Sticking with the analogy, vulnerability scanning in dev environments is akin to running an Intra-squad scrimmage. It is much more similar to actual game conditions - there is an offense and defense, players are wearing pads and there is a time clock, etc... While this is certainly more realistic to actual game conditions, there is one key element missing - the opponent. Vulnerability scanners do not act in the exact same way that attackers do. Attackers are unpredictable. This is why, even though a team reviews film of their opponent to identify tendencies and devise a game plan to protect their own, it is absolutely critical that a team is able to make adjustments on the fly during a game. It is for this reason that running vulnerability scans in production is critical as you need to test the live system.

Running actual zero-knowledge penetration tests is like Pre-season games in the NFL. The opponent in this case is acting much more like a real attacker would and is actually exploiting vulnerabilities rather than probing and making inferences about vulnerabilities. It is as close as you can get to the real thing, except that the outcome of the game doesn't matter :)

Web application firewalls, that are running in Detection Only modes, are like trying to have a real football game but only doing two-hand touch. If you don't really try and tackle an opponent to the ground (meaning implement blocking capabilities) then you will never truly prevent an attack. Also, as most of you have seen with premiere running backs in the NFL - they have tremendous "evasion" capabilities such as spin moves and stiff-arms that make it difficult for defenders to tackle them. This is the same for web application layer attacks, WAFs need to be running in block mode and have proper anti-evasion normalization features to be able to properly prevent attacks.

It is on the live production network where all or your security preparations will pay off, or on the other hand, it is also where your web application security will crash and burn. I very seldom see development and staging areas that adequately mimic the production environment, which means that you will not truly know how your web application security will fair until it is allowed to be accessed by un-trusted clients. When your web application goes live, it is critical that your entire "team" (developers, assessemnt and operations) is focused and able to quickly respond to the unexpected behavior of clients. The problem is that these groups do not always communicate effectively and coordinate their efforts. Specifically, these three groups should be sharing their output with the other two:

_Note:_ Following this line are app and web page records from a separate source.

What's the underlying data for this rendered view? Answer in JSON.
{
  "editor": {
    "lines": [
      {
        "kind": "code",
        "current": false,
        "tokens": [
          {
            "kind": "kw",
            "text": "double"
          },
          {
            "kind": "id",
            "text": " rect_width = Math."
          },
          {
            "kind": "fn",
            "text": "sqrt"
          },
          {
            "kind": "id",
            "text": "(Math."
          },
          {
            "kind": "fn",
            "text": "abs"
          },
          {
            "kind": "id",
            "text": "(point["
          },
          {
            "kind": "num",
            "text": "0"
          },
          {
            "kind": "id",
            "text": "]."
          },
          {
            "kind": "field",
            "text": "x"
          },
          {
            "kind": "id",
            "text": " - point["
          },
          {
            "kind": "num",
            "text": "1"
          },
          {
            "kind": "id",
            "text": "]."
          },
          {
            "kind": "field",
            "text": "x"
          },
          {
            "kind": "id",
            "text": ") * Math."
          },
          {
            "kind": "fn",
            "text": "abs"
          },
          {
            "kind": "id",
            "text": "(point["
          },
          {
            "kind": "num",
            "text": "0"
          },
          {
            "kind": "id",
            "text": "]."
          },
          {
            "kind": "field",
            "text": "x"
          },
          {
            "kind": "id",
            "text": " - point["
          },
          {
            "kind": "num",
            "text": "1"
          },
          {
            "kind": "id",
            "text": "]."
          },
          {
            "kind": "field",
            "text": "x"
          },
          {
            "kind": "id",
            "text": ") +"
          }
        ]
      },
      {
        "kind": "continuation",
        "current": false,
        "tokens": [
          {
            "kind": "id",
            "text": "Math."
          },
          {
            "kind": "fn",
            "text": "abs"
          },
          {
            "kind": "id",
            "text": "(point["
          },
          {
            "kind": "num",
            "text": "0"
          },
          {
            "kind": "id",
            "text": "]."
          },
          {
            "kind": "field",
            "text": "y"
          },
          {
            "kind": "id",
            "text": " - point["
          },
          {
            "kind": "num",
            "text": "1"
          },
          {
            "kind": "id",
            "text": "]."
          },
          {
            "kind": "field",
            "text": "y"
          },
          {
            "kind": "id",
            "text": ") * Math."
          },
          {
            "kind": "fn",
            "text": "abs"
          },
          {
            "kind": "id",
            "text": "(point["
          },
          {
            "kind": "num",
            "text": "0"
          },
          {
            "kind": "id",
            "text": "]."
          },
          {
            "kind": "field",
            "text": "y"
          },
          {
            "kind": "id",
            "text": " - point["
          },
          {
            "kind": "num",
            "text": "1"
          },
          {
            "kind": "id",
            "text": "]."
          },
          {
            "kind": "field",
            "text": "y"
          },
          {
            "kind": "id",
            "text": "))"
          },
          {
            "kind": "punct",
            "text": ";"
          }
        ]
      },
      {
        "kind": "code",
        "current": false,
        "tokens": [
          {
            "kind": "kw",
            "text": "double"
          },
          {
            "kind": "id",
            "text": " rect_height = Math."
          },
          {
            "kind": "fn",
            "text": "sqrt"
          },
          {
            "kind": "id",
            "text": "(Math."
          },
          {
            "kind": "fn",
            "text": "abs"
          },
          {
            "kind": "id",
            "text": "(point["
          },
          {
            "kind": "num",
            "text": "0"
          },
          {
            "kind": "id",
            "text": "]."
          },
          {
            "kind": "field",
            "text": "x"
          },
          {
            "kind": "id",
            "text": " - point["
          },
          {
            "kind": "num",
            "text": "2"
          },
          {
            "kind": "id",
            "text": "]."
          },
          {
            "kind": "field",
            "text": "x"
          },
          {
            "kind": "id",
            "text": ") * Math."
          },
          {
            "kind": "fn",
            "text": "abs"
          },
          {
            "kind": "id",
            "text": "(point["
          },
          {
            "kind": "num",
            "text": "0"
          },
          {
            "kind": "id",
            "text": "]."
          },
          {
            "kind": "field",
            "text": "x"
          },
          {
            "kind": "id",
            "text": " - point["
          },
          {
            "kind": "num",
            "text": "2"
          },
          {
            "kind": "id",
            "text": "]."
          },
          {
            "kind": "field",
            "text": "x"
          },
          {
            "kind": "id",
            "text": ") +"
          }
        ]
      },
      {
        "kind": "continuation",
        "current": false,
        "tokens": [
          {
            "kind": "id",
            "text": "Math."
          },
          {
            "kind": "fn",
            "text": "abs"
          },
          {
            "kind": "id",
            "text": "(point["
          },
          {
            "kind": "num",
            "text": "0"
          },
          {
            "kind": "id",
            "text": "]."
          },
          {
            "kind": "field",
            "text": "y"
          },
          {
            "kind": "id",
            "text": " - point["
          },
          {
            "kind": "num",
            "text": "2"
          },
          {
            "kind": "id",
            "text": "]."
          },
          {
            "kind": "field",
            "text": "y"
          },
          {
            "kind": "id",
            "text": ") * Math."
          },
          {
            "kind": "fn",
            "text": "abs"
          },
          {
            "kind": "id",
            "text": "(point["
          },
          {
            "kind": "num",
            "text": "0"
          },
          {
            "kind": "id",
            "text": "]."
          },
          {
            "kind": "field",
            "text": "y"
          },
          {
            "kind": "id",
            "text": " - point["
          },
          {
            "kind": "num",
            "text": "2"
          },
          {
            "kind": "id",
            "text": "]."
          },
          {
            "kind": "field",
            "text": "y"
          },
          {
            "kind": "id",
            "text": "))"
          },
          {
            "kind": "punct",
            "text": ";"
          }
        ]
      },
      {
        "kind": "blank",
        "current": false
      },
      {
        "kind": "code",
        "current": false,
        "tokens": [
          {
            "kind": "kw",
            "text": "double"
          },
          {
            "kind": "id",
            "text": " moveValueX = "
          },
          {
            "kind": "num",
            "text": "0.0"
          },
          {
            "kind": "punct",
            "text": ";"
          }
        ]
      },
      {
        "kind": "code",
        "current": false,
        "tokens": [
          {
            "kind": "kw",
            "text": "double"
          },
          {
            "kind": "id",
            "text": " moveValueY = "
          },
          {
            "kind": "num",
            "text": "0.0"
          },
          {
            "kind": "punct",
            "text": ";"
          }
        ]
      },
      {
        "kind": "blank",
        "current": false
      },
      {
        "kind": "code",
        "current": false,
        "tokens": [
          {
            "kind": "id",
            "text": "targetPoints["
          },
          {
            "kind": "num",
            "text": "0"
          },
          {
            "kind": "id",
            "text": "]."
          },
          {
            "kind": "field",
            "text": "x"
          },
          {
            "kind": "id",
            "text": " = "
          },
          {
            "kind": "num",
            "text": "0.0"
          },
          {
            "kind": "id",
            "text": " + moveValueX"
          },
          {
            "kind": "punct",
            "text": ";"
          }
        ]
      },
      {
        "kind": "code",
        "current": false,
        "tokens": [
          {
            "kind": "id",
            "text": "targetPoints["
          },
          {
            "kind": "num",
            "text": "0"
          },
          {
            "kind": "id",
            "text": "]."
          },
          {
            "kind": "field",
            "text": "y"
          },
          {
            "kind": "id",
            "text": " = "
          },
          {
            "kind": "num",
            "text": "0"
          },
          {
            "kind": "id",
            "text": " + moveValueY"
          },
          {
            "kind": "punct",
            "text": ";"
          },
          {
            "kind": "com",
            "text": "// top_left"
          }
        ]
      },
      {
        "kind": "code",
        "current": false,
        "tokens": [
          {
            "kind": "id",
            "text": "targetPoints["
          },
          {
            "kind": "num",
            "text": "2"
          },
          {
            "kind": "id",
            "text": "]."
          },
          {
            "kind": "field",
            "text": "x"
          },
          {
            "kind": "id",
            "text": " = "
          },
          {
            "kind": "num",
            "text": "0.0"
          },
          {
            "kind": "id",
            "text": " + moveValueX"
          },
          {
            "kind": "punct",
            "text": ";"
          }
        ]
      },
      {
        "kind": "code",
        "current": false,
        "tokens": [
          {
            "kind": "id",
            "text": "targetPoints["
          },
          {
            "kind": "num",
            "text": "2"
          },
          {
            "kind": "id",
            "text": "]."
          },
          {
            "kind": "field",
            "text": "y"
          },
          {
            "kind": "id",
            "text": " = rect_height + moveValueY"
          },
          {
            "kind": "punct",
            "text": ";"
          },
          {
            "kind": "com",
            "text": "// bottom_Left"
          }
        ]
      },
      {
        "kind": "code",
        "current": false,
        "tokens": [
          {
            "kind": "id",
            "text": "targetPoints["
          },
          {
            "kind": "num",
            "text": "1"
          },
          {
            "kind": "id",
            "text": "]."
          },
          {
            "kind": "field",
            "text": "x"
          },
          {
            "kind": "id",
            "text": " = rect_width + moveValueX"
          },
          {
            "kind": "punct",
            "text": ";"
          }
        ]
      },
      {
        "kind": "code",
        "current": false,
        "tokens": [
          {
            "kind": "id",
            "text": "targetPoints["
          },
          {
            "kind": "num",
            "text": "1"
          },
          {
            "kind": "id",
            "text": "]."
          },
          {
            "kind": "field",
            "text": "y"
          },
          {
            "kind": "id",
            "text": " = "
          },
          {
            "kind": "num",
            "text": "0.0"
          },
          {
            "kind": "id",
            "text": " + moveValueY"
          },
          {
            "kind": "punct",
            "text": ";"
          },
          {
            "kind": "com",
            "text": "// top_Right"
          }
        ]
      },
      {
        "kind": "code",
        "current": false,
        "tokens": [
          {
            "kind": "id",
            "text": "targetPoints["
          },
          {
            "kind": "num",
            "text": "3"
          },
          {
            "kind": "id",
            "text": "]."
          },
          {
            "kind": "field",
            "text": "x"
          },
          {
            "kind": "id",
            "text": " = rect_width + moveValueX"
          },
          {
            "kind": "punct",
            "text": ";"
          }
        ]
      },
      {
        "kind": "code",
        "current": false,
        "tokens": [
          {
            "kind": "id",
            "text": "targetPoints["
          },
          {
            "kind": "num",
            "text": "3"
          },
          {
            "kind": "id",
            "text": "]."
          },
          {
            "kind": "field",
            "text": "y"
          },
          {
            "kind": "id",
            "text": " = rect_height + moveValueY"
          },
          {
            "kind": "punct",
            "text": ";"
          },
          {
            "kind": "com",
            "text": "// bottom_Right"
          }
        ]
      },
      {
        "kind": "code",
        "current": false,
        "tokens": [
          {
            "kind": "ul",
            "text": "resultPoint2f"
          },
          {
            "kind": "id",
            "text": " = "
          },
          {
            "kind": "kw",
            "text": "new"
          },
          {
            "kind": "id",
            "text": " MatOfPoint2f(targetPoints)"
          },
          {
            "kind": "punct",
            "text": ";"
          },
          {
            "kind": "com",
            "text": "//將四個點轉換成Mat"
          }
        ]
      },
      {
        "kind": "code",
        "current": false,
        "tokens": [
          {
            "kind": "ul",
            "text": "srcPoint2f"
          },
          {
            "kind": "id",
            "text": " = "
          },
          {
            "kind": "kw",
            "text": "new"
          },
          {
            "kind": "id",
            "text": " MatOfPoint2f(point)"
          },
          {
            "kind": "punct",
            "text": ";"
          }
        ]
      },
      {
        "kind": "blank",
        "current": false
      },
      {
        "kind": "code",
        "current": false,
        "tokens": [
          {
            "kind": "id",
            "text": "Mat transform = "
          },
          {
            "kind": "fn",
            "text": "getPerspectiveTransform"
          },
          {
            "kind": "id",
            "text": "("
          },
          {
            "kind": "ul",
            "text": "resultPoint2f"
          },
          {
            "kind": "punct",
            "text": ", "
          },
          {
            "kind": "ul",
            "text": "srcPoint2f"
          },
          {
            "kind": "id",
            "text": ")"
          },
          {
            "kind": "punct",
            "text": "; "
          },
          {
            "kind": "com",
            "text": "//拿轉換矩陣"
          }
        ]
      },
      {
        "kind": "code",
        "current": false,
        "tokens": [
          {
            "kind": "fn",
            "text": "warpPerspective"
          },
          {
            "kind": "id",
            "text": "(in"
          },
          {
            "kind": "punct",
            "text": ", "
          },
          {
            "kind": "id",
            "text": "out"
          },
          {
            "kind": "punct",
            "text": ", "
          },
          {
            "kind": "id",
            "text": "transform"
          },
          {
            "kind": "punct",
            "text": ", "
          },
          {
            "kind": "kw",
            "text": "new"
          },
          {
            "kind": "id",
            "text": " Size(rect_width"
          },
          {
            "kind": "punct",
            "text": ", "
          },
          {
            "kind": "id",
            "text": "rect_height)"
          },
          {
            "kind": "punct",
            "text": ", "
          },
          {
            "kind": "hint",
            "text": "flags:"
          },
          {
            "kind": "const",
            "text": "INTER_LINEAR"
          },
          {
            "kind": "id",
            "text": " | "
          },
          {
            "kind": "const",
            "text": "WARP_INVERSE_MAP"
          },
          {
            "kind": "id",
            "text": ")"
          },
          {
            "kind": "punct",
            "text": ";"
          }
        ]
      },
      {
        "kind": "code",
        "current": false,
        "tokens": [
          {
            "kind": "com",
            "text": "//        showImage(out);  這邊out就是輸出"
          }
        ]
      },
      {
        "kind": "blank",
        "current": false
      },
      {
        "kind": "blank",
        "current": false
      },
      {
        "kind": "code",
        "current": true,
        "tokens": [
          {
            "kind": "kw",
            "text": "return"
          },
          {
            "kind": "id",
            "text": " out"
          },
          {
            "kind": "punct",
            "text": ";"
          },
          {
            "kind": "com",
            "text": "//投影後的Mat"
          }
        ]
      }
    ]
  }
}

Conduct code reviews on all web applications and fix the identified issues. The code reviews should be conducted when applications are initially being developed and placed into production and also when there are code changes. Any issues that can not be fixed immediately should be identified and passed onto the vulnerabilty scanning and WAF teams for monitoring and remediation.

Conduct vulnerability scans and penetration tests on all web applications. Should be conducted prior to an application going online and then at regularly scheduled intervals and on an on-demand basis when code changes are made. Any issues identified should be passed onto the Developement and WAF teams for remediation.

Deploy a Web Application Firewall in front of all web server. A WAF will provide protection in production. When the WAF identifies issues with the web application, it can provide reports back to both Development and Vulnerability Scanning teams for remediation and monitoring. It is this on-the-fly, in-game agility where a WAF shines.

Are game time adjustments always the absolute best option when they are being reviewed in film sessions the following day or on Monday by Arm-Chair Quaterbacks? Nope, but that is OK. They can be adjusted. Also, this film review will also allow for the identification of root-cause issues so that they can be fixed (source code changes) in preparation for the next game.